Each issue’s cover shot is such an important piece of the edible puzzle. It’s our team’s way of inviting new friends to the table and to those returning to share their stories. I love to know who our readers are and why they are a part of the edible family.

For this “EAT” themed issue, my editor really had me step out of my comfort zone by challenging me to delve deep into a sense of intimacy. The concept of pairing intimacy with food could not have been better epitomized than by the image of Chef Jeff Sheer, taken by the talented Meiko Horikoshi. In just one moment, all of the team’s contributions of words and images came together in raw form – and Jeff was such a good sport, allowing me to use this visual of his bare chest exhibiting a gorgeous lilikoi tattoo as the cover shot.

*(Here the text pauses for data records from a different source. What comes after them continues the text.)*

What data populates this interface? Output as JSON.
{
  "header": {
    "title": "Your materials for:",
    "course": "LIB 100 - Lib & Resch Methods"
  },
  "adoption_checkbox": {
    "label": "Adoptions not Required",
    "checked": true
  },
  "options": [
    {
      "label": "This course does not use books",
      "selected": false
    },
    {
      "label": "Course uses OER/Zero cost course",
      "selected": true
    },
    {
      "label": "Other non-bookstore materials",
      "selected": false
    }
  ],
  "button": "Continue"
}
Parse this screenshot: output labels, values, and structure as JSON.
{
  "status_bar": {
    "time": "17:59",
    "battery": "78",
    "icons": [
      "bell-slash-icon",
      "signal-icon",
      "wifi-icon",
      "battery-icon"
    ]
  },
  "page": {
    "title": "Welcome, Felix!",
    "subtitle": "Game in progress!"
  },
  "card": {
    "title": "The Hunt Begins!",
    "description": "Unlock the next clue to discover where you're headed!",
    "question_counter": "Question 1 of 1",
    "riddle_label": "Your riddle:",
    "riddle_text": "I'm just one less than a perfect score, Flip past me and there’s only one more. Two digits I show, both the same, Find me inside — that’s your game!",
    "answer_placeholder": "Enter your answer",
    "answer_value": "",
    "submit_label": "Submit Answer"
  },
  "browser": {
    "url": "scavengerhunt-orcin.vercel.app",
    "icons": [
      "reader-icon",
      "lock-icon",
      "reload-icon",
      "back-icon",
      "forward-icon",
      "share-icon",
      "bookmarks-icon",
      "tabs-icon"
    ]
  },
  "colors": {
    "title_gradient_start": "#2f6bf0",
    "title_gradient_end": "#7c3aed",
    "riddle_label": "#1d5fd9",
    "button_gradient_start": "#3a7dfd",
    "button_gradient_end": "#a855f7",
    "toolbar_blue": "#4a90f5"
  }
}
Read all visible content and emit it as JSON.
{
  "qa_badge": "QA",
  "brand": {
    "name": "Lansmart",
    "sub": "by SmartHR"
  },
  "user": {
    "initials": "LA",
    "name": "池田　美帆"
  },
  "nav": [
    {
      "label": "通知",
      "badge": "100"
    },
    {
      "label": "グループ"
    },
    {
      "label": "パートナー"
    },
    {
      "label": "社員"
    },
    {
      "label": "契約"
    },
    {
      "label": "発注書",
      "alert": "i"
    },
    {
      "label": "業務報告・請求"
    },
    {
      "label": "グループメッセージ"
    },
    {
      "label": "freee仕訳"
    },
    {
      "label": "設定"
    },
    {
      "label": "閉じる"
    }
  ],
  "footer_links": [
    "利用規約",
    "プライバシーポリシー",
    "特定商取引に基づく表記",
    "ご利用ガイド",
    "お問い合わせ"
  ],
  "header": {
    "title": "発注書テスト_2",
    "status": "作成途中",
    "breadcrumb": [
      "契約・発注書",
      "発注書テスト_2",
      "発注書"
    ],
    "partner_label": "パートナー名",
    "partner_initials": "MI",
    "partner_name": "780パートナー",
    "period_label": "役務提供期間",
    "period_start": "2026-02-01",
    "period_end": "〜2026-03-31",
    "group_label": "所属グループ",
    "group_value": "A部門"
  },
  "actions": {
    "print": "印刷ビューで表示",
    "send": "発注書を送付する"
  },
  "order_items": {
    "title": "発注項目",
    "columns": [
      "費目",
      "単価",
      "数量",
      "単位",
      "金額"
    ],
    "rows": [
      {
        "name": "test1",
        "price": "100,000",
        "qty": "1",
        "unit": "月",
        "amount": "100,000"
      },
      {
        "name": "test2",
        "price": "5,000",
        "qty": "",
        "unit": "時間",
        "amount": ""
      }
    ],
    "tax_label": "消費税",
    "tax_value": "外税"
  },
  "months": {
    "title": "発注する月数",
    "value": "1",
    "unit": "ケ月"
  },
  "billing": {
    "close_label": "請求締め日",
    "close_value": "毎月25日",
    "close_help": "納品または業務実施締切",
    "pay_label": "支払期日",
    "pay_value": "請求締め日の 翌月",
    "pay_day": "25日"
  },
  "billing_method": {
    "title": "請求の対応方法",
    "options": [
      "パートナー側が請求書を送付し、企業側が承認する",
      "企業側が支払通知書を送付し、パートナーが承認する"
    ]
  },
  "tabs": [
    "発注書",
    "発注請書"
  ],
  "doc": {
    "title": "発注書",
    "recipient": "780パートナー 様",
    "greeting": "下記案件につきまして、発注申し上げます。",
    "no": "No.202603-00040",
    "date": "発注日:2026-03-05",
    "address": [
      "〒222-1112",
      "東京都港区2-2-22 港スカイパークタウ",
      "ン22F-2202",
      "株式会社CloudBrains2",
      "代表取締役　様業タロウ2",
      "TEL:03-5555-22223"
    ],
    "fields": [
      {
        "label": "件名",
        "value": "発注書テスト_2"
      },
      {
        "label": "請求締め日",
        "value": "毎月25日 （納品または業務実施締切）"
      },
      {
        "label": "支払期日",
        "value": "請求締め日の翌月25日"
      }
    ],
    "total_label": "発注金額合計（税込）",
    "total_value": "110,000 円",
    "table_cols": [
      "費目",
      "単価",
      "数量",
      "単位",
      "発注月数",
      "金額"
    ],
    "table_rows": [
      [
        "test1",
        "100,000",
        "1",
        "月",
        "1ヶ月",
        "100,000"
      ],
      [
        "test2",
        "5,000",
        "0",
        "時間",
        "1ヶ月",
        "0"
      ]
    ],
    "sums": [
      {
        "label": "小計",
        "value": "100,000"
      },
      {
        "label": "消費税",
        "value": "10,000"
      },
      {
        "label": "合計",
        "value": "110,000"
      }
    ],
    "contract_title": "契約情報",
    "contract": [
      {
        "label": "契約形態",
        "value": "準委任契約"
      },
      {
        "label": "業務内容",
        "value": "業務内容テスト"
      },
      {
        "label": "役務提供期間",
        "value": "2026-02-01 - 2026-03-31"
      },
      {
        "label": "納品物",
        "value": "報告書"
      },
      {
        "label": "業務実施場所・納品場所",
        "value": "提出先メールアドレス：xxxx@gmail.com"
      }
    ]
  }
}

An intimate photograph for an intimate issue, the image signals all of the featured flavors of this innovative issue: Raw, intimate, skin, and pleasure. One of my greatest pleasures is to bring pleasure to the lives of those around me. For me, food is that connection. This issue is my way of tapping into the many other connections that food can create within my Hawaiʻi community.

Please enjoy.

Behind The Cover – 2014 Fall

If you are a faithful reader of our blog posting Behind the Cover you know that we support our mission statement with each cover selection:

“The mission of edible Hawaiian Islands is to “talk story”: a local term meaning to verbally share stories between visitors, friends and ‘ohana. We intend to share the stories of people who are growing, farming, ranching, fishing, and cooking our food. Our stories will be told through stunning photography, beautiful art and well-written stories that inspire the reader and uplift an entire community.”

The decision to choose the fall issue cover was complex. We felt this image supported our feature story, The Hunter, The Chef. It also follows our theme of SHARE for this issue.

We invite you to feel free to comment. Share with us your thoughts about our cover here.

Fall 2014 Cover